Did Malaysia Airlines crash its own jet for insurance money?
While the world remains mesmerized by the mysterious disappearance of Malaysia Airlines Flight 370, no shortage of theories have been presented by the media. These theories range from the logical to the highly illogical, and everything in between. Earlier, we proposed one theory, suggesting the plane may have gone down intact after an emergency water landing, as the result of a sudden engine "flame-out" caused by flying through a cloud of volcanic ash (Java's Mount Kelud had violently erupted just days before). While this theory has yet to be disproved, we would like to present yet another possible explanation which has not been addressed by the so-called experts interviewed by the mainstream media.
This theory involves a plotline far more nefarious than an act of terror or pilot suicide, and poses the question: Could Malaysia Airlines have crashed its own aircraft for insurance money?
|Stock plummeted one year BEFORE the plane's disappearance.|
It is a well-established fact that, for several years, Malaysia Airlines has been teetering on the brink of financial ruin. Just look at the company's stock values over the past ten years; Malaysian Airline System BHD (stock symbol: MLYAF) stock attained its all-time high of $1.50 a share in early 2008, while plummeting to just twenty-five cents a share in March of 2014... and this is before the disappearance of Flight 370. Malaysia Airlines stock now sits at just nine cents per share.
While this may sound pretty darn bad, bear in mind that there are only 27,285 shares of Malaysia Airlines stock floating around the market, which means that the demise of Flight 370 (intentional or otherwise) couldn't possibly hurt the company any more than it was already hurting. It is the financial equivalent of shooting yourself in the foot when you already have inoperable Stage Four cancer. The loss of Flight 370 resulted in a mere $0.16 drop in stock prices, or a loss of just $4,365.60.
Yes, that's right folks. A jet with a price tag of $252 million could fall off the face of the earth, and cost the airline and its stockholders less than the price of a used Dodge Neon.
In fact, if Malaysia Airlines plays its cards right, it could walk away from the loss of Flight 370 with a pretty sweet insurance payout, thanks to a policy which not only covers the cost of the lost airliner, but also compensates the families of the victims- while possibly forcing surviving family members to waive their right to sue the airline for damages. Of course, if the airline went bankrupt, it's unlikely that the victims' families would be able to recover much financial compensation at all.
And all indications show that, as a company, Malaysia Airlines had about as much stability as a narrow canoe paddled by the world's fattest man. The company posted a net loss of 1.17 billion ringgit (around $360 million) in 2013, leading many financial analysts to speculate that investing in Malaysia Airlines would be a lot like investing in a company which specializes in the manufacturing of rotary telephones.

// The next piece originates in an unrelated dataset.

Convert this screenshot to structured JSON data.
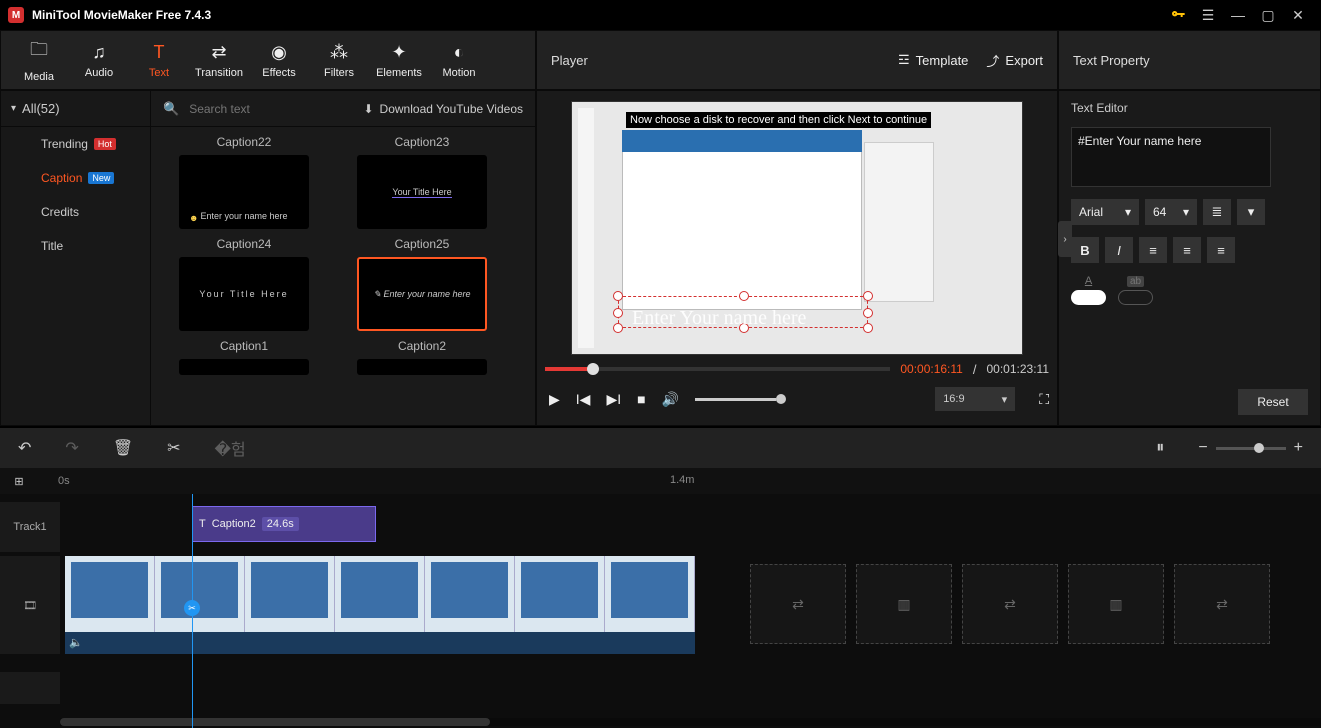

"They have a habit of losing money. They've changed CEOs multiple times. It hasn't changed anything. It's a question of legacy issues; it's a question of shoddy management. It's a question of government interference," stated Shukor Yusof, an analyst at Standard & Poor's Capital IQ, to CNBC earlier this month. Yusof went on to speak at length about the carrier's history of "careless" financial mistakes.
Speaking of government interference, why have Malaysian authorities done such a piss-poor job in handling the case of Flight 307? Simple. The Malaysian government owns the majority of the airline. Yep, that's right, according to CNBC, Malaysia Airline System BHD is 69% owned by Khazanah Nasional, Malaysia's sovereign wealth fund.
Could it be possible that some high-ranking Malaysian government official or MAS executive "convinced" pilot Zaharie Ahmad Shah to "take one for the team"?
Now that we know the financial health of Malaysia Airlines, it doesn't seem like such a stretch to believe that the pilot did everything in his power to prevent his Boeing 777 from being tracked, such as disabling the plane's transponder and ACARS and inputting a red herring waypoint into the flight plan in order to lead the rest of the world on a wild goose chase across the Indian Ocean. He could have then piloted the jet into a region of the southern ocean where he knew it would never be found, thus eliminating any incriminating evidence of foul play.
But would Zaharie Ahmad Shah ever do such a thing? Who can say. It seems, though, that he was a true "company man" who was devoted to his airline. Hell, if you have a flight simulator in your own home, you'd have to be. Perhaps his level of devotion made him the perfect choice. Perhaps the Malaysian government prodded him into it by convincing his wife to abandon him just before the ill-fated final voyage of Flight 370. If Shah had been reluctant to "take one for the team" and steer the 777 into unsearchable waters, maybe a well-orchestrated plot to disrupt his home life would be an insurance policy against the pilot chickening out at the last minute.
Speaking of insurance policies, there has long been a slang term (albeit an offensive one) which refers to when unscrupulous business owners burn down their own establishments, making it look like an accident, in order to collect insurance money. They call it "Jewish Lightning". When all is said and done, it just may be possible that the disappearance of Flight 370 was a case of Malaysian Lightning.